He also raised the issue of Abyei, an oil-rich region with disputed borders.
He warned that if southerners seized the region for themselves, it could lead to war.
Analysts say Mr Bashir is under intense pressure from northern politicians, who fear that secession of the south may lead to a further splintering of the country.
North and south Sudan have suffered decades of infighting in conflicts driven by religious and ethnic divides.
Southerners have long complained of mistreatment at the hands of the Khartoum government.
At an event on Friday, former South African President Thabo Mbeki - the African Union's mediator on Sudan - said the vote marks the "true emancipation" of the people of the south.
"The work of freedom is just at its beginning. We are confident that the southern Sudanese people have the strength and spirit to succeed in that endeavour," he told a large crowd in Juba, the south's capital.

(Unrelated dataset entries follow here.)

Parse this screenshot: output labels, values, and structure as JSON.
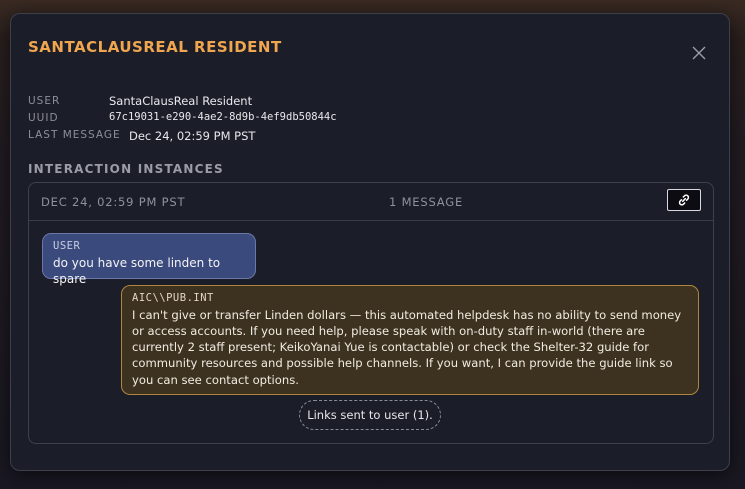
{
  "dialog": {
    "title": "SANTACLAUSREAL RESIDENT",
    "close_icon": "close-icon"
  },
  "meta": {
    "user_label": "USER",
    "user_value": "SantaClausReal Resident",
    "uuid_label": "UUID",
    "uuid_value": "67c19031-e290-4ae2-8d9b-4ef9db50844c",
    "last_message_label": "LAST MESSAGE",
    "last_message_value": "Dec 24, 02:59 PM PST"
  },
  "section_heading": "INTERACTION INSTANCES",
  "instance": {
    "date": "DEC 24, 02:59 PM PST",
    "message_count": "1 MESSAGE",
    "link_icon": "link-icon",
    "messages": [
      {
        "sender": "USER",
        "text": "do you have some linden to spare"
      },
      {
        "sender": "AIC\\\\PUB.INT",
        "text": "I can't give or transfer Linden dollars — this automated helpdesk has no ability to send money or access accounts. If you need help, please speak with on-duty staff in-world (there are currently 2 staff present; KeikoYanai Yue is contactable) or check the Shelter-32 guide for community resources and possible help channels. If you want, I can provide the guide link so you can see contact options."
      }
    ],
    "links_sent": "Links sent to user (1)."
  },
  "colors": {
    "accent_title": "#f0a64e",
    "user_bubble": "#3b4a7c",
    "bot_bubble": "#3d3120",
    "bot_bubble_border": "#b18641"
  }
}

Southern Sudanese will have a week to cast their vote on the future of the region, one of the least developed areas in the world.
Turnout will be important because the CPA stipulates a quorum of 60% of the 3.8 million registered voters.

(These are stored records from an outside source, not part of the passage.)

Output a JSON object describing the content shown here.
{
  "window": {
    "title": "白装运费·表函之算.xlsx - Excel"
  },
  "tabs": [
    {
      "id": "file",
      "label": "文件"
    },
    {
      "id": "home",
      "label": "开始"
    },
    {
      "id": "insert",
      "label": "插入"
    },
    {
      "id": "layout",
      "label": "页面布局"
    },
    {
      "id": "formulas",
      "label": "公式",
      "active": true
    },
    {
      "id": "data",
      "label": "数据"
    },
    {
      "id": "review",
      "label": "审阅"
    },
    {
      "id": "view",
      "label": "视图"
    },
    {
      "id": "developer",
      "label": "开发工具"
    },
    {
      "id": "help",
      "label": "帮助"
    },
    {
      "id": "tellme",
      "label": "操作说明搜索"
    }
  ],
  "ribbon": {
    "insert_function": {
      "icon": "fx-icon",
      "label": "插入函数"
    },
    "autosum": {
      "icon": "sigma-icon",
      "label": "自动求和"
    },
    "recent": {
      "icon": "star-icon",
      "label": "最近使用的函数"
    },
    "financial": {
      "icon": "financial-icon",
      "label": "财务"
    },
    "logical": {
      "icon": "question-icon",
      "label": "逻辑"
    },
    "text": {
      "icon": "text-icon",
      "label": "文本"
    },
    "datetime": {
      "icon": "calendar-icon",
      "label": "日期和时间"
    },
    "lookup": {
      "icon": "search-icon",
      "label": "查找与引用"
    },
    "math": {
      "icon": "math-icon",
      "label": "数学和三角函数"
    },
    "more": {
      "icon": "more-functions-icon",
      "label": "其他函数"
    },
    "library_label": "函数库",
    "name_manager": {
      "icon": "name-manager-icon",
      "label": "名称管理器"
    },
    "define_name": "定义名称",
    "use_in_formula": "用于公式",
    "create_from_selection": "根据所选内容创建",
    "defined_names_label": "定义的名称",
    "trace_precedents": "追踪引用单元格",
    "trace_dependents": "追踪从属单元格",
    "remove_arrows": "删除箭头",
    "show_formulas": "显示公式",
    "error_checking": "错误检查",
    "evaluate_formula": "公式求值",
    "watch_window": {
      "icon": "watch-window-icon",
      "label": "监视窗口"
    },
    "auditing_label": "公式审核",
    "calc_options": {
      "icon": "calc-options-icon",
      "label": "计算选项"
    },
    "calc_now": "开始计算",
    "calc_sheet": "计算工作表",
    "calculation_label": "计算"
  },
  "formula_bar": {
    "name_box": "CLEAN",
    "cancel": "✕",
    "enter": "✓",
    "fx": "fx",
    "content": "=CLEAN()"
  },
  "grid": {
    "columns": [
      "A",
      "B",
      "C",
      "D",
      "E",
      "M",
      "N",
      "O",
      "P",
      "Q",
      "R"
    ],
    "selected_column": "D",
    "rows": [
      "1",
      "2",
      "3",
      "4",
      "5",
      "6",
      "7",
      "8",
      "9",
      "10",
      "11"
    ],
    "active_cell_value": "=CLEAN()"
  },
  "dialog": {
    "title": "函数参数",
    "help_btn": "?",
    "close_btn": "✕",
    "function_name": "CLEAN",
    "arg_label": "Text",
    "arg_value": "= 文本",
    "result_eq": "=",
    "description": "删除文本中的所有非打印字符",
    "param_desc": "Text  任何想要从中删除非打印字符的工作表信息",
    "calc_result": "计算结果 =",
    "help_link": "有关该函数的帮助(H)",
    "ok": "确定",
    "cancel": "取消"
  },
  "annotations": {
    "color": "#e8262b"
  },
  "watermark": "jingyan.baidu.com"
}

Both Sudan and the South are reliant on their oil revenues, which account for 98% of South Sudan's budget. But the two countries cannot agree how to divide the oil wealth of the former united state. Some 75% of the oil lies in the South but all the pipelines run north. It is feared that disputes over oil could lead the two neighbours to return to war.
Although they were united for many years, the two Sudans were always very different. The great divide is visible even from space, as this Nasa satellite image shows. The northern states are a blanket of desert, broken only by the fertile Nile corridor. South Sudan is covered by green swathes of grassland, swamps and tropical forest.
Sudan's arid north is mainly home to Arabic-speaking Muslims. But in South Sudan there is no dominant culture. The Dinkas and the Nuers are the largest of more than 200 ethnic groups, each with its own languages and traditional beliefs, alongside Christianity and Islam.
The health inequalities in Sudan are illustrated by infant mortality rates. In South Sudan, one in 10 children die before their first birthday. Whereas in the more developed northern states, such as Gezira and White Nile, half of those children would be expected to survive.
The gulf in water resources between north and south is stark. In Khartoum, River Nile, and Gezira states, two-thirds of people have access to piped drinking water and pit latrines. In the south, boreholes and unprotected wells are the main drinking sources. More than 80% of southerners have no toilet facilities whatsoever.
Throughout the two Sudans, access to primary school education is strongly linked to household earnings. In the poorest parts of the south, less than 1% of children finish primary school. Whereas in the wealthier north, up to 50% of children complete primary level education.
Conflict and poverty are the main causes of food insecurity in both countries. In Sudan, many of the residents of war-affected Darfur and the border states of Blue Nile and South Kordofan, depend on food aid. The UN said about 2.8m people in South Sudan would require food aid in 2013. The northern states tend to be wealthier, more urbanised and less reliant on agriculture.